Assigned task> Your task is to show every line in the listing below that includes "displays".

Information provided>
□ □ □ □ □ □ □
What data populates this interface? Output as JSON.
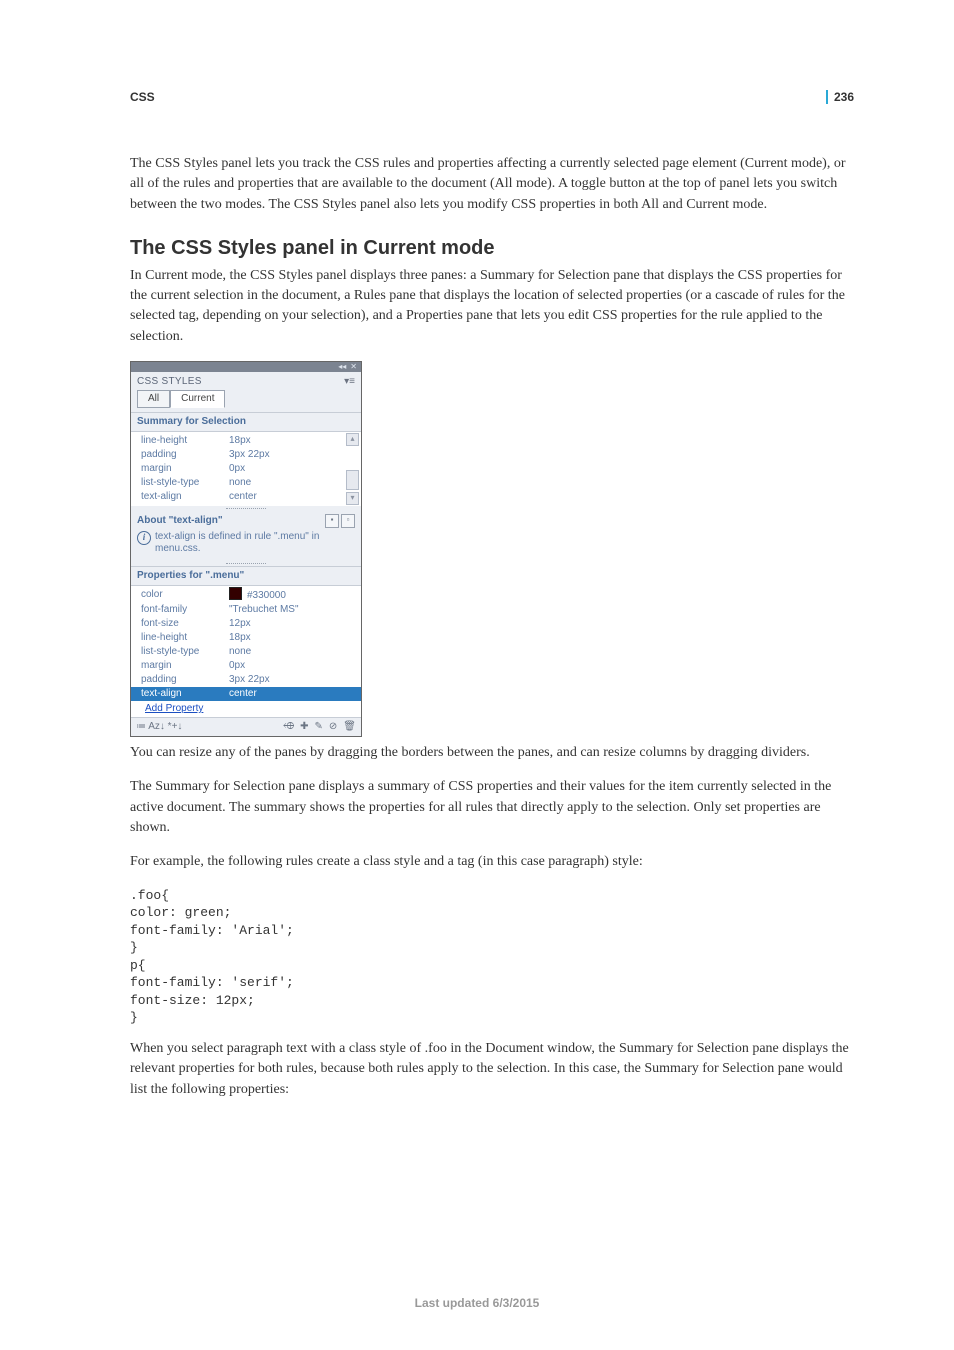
{
  "header": {
    "section": "CSS",
    "page_number": "236"
  },
  "para1": "The CSS Styles panel lets you track the CSS rules and properties affecting a currently selected page element (Current mode), or all of the rules and properties that are available to the document (All mode). A toggle button at the top of panel lets you switch between the two modes. The CSS Styles panel also lets you modify CSS properties in both All and Current mode.",
  "heading": "The CSS Styles panel in Current mode",
  "para2": "In Current mode, the CSS Styles panel displays three panes: a Summary for Selection pane that displays the CSS properties for the current selection in the document, a Rules pane that displays the location of selected properties (or a cascade of rules for the selected tag, depending on your selection), and a Properties pane that lets you edit CSS properties for the rule applied to the selection.",
  "panel": {
    "title": "CSS STYLES",
    "tabs": {
      "all": "All",
      "current": "Current"
    },
    "summary_header": "Summary for Selection",
    "summary_rows": [
      {
        "name": "line-height",
        "val": "18px"
      },
      {
        "name": "padding",
        "val": "3px 22px"
      },
      {
        "name": "margin",
        "val": "0px"
      },
      {
        "name": "list-style-type",
        "val": "none"
      },
      {
        "name": "text-align",
        "val": "center"
      }
    ],
    "about_header": "About \"text-align\"",
    "about_text": "text-align is defined in rule \".menu\" in menu.css.",
    "props_header": "Properties for \".menu\"",
    "prop_rows": [
      {
        "name": "color",
        "val": "#330000",
        "swatch": true
      },
      {
        "name": "font-family",
        "val": "\"Trebuchet MS\""
      },
      {
        "name": "font-size",
        "val": "12px"
      },
      {
        "name": "line-height",
        "val": "18px"
      },
      {
        "name": "list-style-type",
        "val": "none"
      },
      {
        "name": "margin",
        "val": "0px"
      },
      {
        "name": "padding",
        "val": "3px 22px"
      },
      {
        "name": "text-align",
        "val": "center",
        "selected": true
      }
    ],
    "add_property": "Add Property",
    "footer_left": "≔ Aᴢ↓ *+↓"
  },
  "para3": "You can resize any of the panes by dragging the borders between the panes, and can resize columns by dragging dividers.",
  "para4": "The Summary for Selection pane displays a summary of CSS properties and their values for the item currently selected in the active document. The summary shows the properties for all rules that directly apply to the selection. Only set properties are shown.",
  "para5": "For example, the following rules create a class style and a tag (in this case paragraph) style:",
  "code": ".foo{\ncolor: green;\nfont-family: 'Arial';\n}\np{\nfont-family: 'serif';\nfont-size: 12px;\n}",
  "para6": "When you select paragraph text with a class style of .foo in the Document window, the Summary for Selection pane displays the relevant properties for both rules, because both rules apply to the selection. In this case, the Summary for Selection pane would list the following properties:",
  "footer": "Last updated 6/3/2015"
}
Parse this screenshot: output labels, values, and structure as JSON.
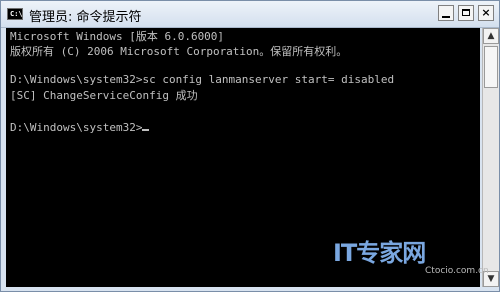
{
  "window": {
    "title": "管理员: 命令提示符",
    "icon": "cmd-app-icon",
    "icon_text": "C:\\",
    "controls": {
      "minimize": "minimize-icon",
      "maximize": "maximize-icon",
      "close": "×"
    }
  },
  "console": {
    "lines": [
      "Microsoft Windows [版本 6.0.6000]",
      "版权所有 (C) 2006 Microsoft Corporation。保留所有权利。",
      "",
      "D:\\Windows\\system32>sc config lanmanserver start= disabled",
      "[SC] ChangeServiceConfig 成功",
      "",
      "D:\\Windows\\system32>"
    ],
    "text_color": "#c0c0c0",
    "background": "#000000"
  },
  "scrollbar": {
    "up_arrow": "▲",
    "down_arrow": "▼"
  },
  "watermark": {
    "logo": "IT专家网",
    "site": "Ctocio.com.cn",
    "color": "#7aa7e0"
  }
}
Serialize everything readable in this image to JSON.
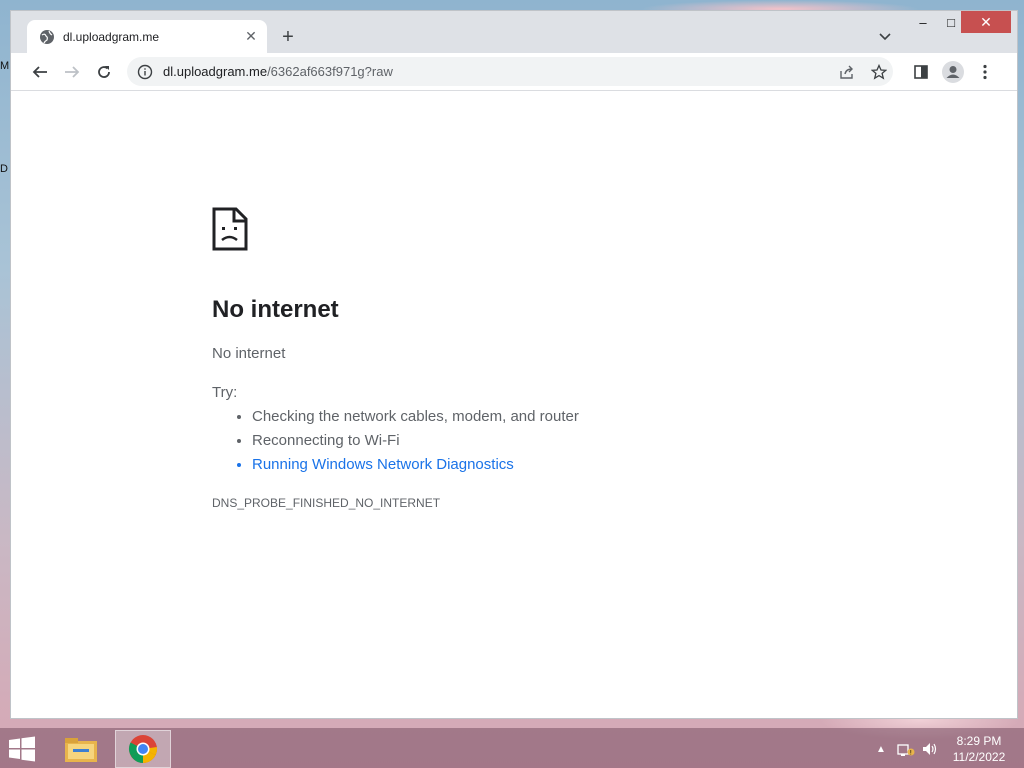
{
  "desktop": {
    "fragments": [
      "M",
      "D"
    ]
  },
  "browser": {
    "tab": {
      "title": "dl.uploadgram.me",
      "favicon": "globe-icon",
      "close_glyph": "✕"
    },
    "new_tab_glyph": "+",
    "window_controls": {
      "minimize_glyph": "–",
      "maximize_glyph": "□",
      "close_glyph": "✕"
    },
    "toolbar": {
      "url_host": "dl.uploadgram.me",
      "url_path": "/6362af663f971g?raw"
    }
  },
  "error_page": {
    "title": "No internet",
    "subtitle": "No internet",
    "try_label": "Try:",
    "suggestions": [
      "Checking the network cables, modem, and router",
      "Reconnecting to Wi-Fi",
      "Running Windows Network Diagnostics"
    ],
    "error_code": "DNS_PROBE_FINISHED_NO_INTERNET"
  },
  "taskbar": {
    "apps": [
      "file-explorer-icon",
      "chrome-icon"
    ],
    "time": "8:29 PM",
    "date": "11/2/2022"
  },
  "colors": {
    "link": "#1a73e8",
    "text_secondary": "#5f6368",
    "text_primary": "#202124",
    "close_red": "#c75050"
  }
}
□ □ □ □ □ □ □
Finished task>
  "para2": "In Current mode, the CSS Styles panel displays three panes: a Summary for Selection pane that displays the CSS properties for the current selection in the document, a Rules pane that displays the location of selected properties (or a cascade of rules for the selected tag, depending on your selection), and a Properties pane that lets you edit CSS properties for the rule applied to the selection.",
  "para4": "The Summary for Selection pane displays a summary of CSS properties and their values for the item currently selected in the active document. The summary shows the properties for all rules that directly apply to the selection. Only set properties are shown.",
  "para6": "When you select paragraph text with a class style of .foo in the Document window, the Summary for Selection pane displays the relevant properties for both rules, because both rules apply to the selection. In this case, the Summary for Selection pane would list the following properties:",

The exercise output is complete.